An old boss once commented:
“75% of marketing is just being in the right place at the right time.”
You can quibble with the percentage, but, overall, she had a point. For more companies than not, marketing success is rarely about convincing a given individual, on a given day, to buy what it is you’re selling. Rather, it’s a question of being the company that the buyer finds, or thinks of first, when the relevant need occurs.
In 25+ years of running a marketing agency, I have rarely gained a client who wasn’t already thinking at some level about hiring an agency or seeking outside marketing assistance. I am not convincing people that they need to hire an agency. I just try my darndest to make sure that we’re the agency people contact when they’re ready to do so.
Now, partly that’s because people know that marketing agencies exist, and what agencies do, and thus recognize the need when they see it. You might be thinking: “Sure, but we’re marketing a technology solution that few people know exists, or even that they have the problem in the first place.” And yes, in those cases, educating the market is a critical first step in order to generate the need.
But even then, I would argue, marketing – and demand generation in particular – isn’t wholly about convincing the buyer that they have the need you can solve, and that they need to solve it today. Buying, after all, is a journey: awareness, consideration, selection, and so on. The buyer is the one who determines the pace and timing of that progression, with all its detours. You just need to put your company in a place, and at a time, that coincides with the buyer looking for a solution provider.
It can be tempting, as marketers working in a world of intent data and ABM and AI, to buy into the hype that any short cuts are possible, that sales cycles are made to be compressed, and that sales-ready leads can be created on demand. Yes, marketing is more efficient and data-driven than ever, but, even then, for most companies, it’s still fundamentally a game of building and maintaining relationships, awareness, and credibility. And being the company that buyers contact when they have a need, whenever that might be.
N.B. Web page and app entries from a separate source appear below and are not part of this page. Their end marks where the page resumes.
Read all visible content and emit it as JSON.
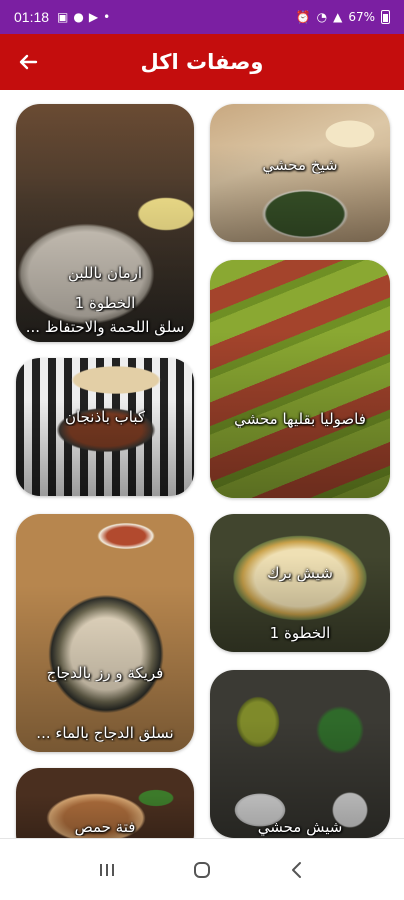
{
  "status_bar": {
    "time": "01:18",
    "battery": "67%"
  },
  "app_bar": {
    "title": "وصفات اكل"
  },
  "recipes": {
    "r1": {
      "title": "شيخ محشي"
    },
    "r2": {
      "title": "ارمان باللبن",
      "line2": "الخطوة 1",
      "line3": "سلق اللحمة والاحتفاظ ..."
    },
    "r3": {
      "title": "فاصوليا بقليها محشي"
    },
    "r4": {
      "title": "كباب باذنجان"
    },
    "r5": {
      "title": "شيش برك",
      "line2": "الخطوة 1"
    },
    "r6": {
      "title": "فريكة و رز بالدجاج",
      "line2": "نسلق الدجاج بالماء ..."
    },
    "r7": {
      "title": "شيش محشي"
    },
    "r8": {
      "title": "فتة حمص"
    }
  },
  "colors": {
    "status_bar": "#7b1fa2",
    "app_bar": "#c40d0d"
  }
}
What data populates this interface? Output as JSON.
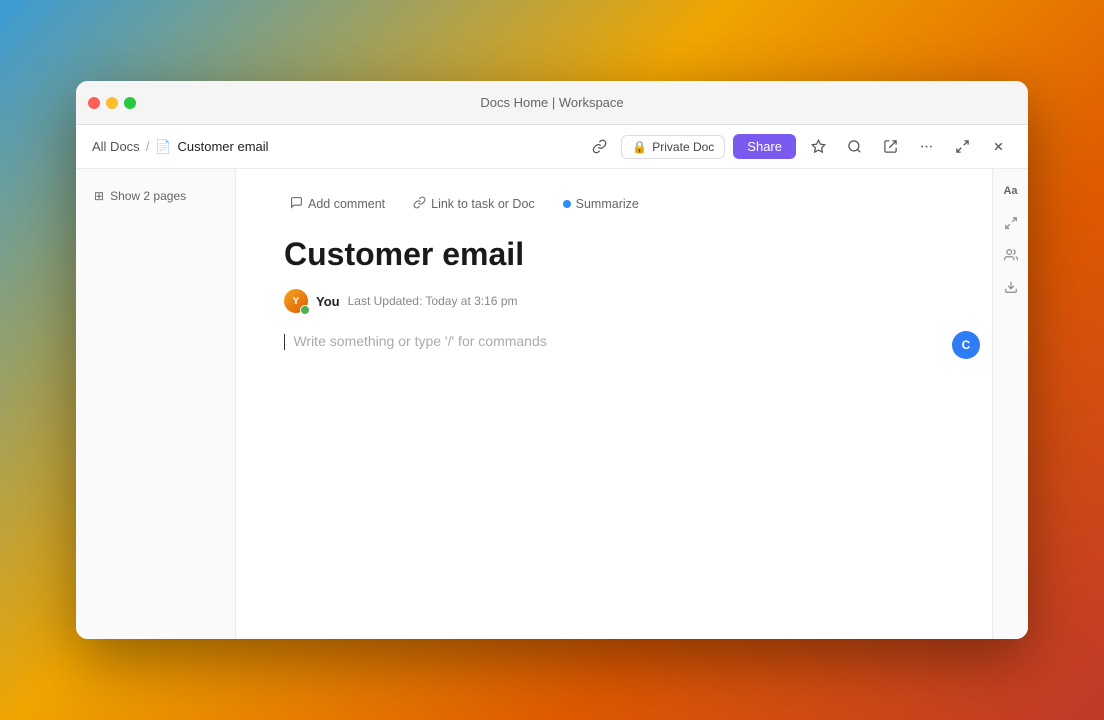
{
  "window": {
    "title": "Docs Home | Workspace"
  },
  "titlebar": {
    "title": "Docs Home | Workspace",
    "traffic_lights": {
      "close": "close",
      "minimize": "minimize",
      "maximize": "maximize"
    }
  },
  "breadcrumb": {
    "all_docs": "All Docs",
    "separator": "/",
    "doc_icon": "🗎",
    "current": "Customer email"
  },
  "header_actions": {
    "share_label": "Share",
    "private_doc_label": "Private Doc",
    "lock_icon": "🔒",
    "star_icon": "☆",
    "search_icon": "🔍",
    "export_icon": "↗",
    "more_icon": "···",
    "restore_icon": "⤢",
    "close_icon": "✕"
  },
  "sidebar": {
    "show_pages_label": "Show 2 pages",
    "pages_icon": "⊞"
  },
  "toolbar": {
    "add_comment_label": "Add comment",
    "add_comment_icon": "💬",
    "link_task_label": "Link to task or Doc",
    "link_task_icon": "🔗",
    "summarize_label": "Summarize",
    "summarize_dot_color": "#2d8cff"
  },
  "document": {
    "title": "Customer email",
    "author": "You",
    "last_updated": "Last Updated: Today at 3:16 pm",
    "placeholder": "Write something or type '/' for commands"
  },
  "right_sidebar": {
    "font_icon": "Aa",
    "expand_icon": "⇔",
    "person_icon": "👤",
    "download_icon": "⬇"
  }
}
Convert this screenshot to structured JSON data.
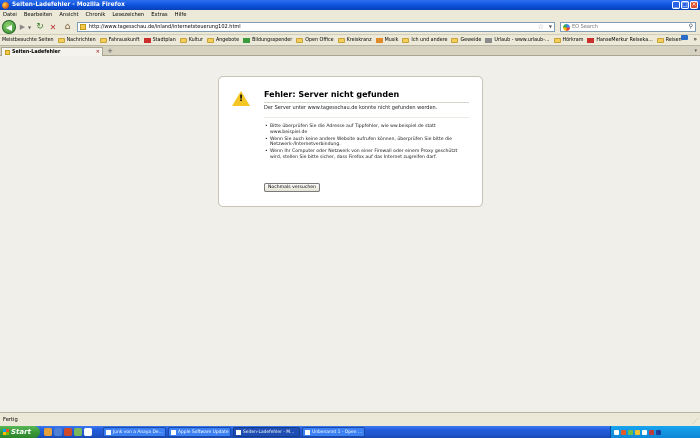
{
  "window": {
    "title": "Seiten-Ladefehler - Mozilla Firefox"
  },
  "menu": [
    "Datei",
    "Bearbeiten",
    "Ansicht",
    "Chronik",
    "Lesezeichen",
    "Extras",
    "Hilfe"
  ],
  "nav": {
    "url": "http://www.tagesschau.de/inland/internetsteuerung102.html",
    "search_placeholder": "EO Search"
  },
  "bookmarks": [
    {
      "label": "Meistbesuchte Seiten",
      "icon": "star"
    },
    {
      "label": "Nachrichten",
      "icon": "folder"
    },
    {
      "label": "Fahrauskunft",
      "icon": "folder"
    },
    {
      "label": "Stadtplan",
      "icon": "red"
    },
    {
      "label": "Kultur",
      "icon": "folder"
    },
    {
      "label": "Angebote",
      "icon": "folder"
    },
    {
      "label": "Bildungsspender",
      "icon": "green"
    },
    {
      "label": "Open Office",
      "icon": "folder"
    },
    {
      "label": "Kreiskranz",
      "icon": "folder"
    },
    {
      "label": "Musik",
      "icon": "orange"
    },
    {
      "label": "Ich und andere",
      "icon": "folder"
    },
    {
      "label": "Geweide",
      "icon": "folder"
    },
    {
      "label": "Urlaub - www.urlaub-...",
      "icon": "gray"
    },
    {
      "label": "Hörkram",
      "icon": "folder"
    },
    {
      "label": "HanseMerkur Reiseka...",
      "icon": "red"
    },
    {
      "label": "Reisen",
      "icon": "folder"
    }
  ],
  "tab": {
    "label": "Seiten-Ladefehler"
  },
  "error": {
    "title": "Fehler: Server nicht gefunden",
    "description": "Der Server unter www.tagesschau.de konnte nicht gefunden werden.",
    "bullets": [
      "Bitte überprüfen Sie die Adresse auf Tippfehler, wie ww.beispiel.de statt www.beispiel.de",
      "Wenn Sie auch keine andere Website aufrufen können, überprüfen Sie bitte die Netzwerk-/Internetverbindung.",
      "Wenn Ihr Computer oder Netzwerk von einer Firewall oder einem Proxy geschützt wird, stellen Sie bitte sicher, dass Firefox auf das Internet zugreifen darf."
    ],
    "retry_label": "Nochmals versuchen"
  },
  "status": {
    "text": "Fertig"
  },
  "taskbar": {
    "start_label": "Start",
    "tasks": [
      "Junk von a Anaya De...",
      "Apple Software Update",
      "Seiten-Ladefehler - M...",
      "Unbenannt 1 - Open ..."
    ],
    "clock": ""
  }
}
What does that translate to, tactically speaking? A few suggestions:
* Reaching and engaging with prospective customers at every stage of the buying journey
* Creating content that appeals to those different stages (and not just active buyers)
* Building trust and credibility through ongoing thought leadership
* Constantly reminding prospects and customers alike of what you do and when to call
* Running “always on” campaigns (social media, SEM, display) that make your company findable
More often than we marketers care to admit, successful marketing is an accident of timing. Buyers decide when they have the need and when they’re ready to act. You just need to be there when they need it.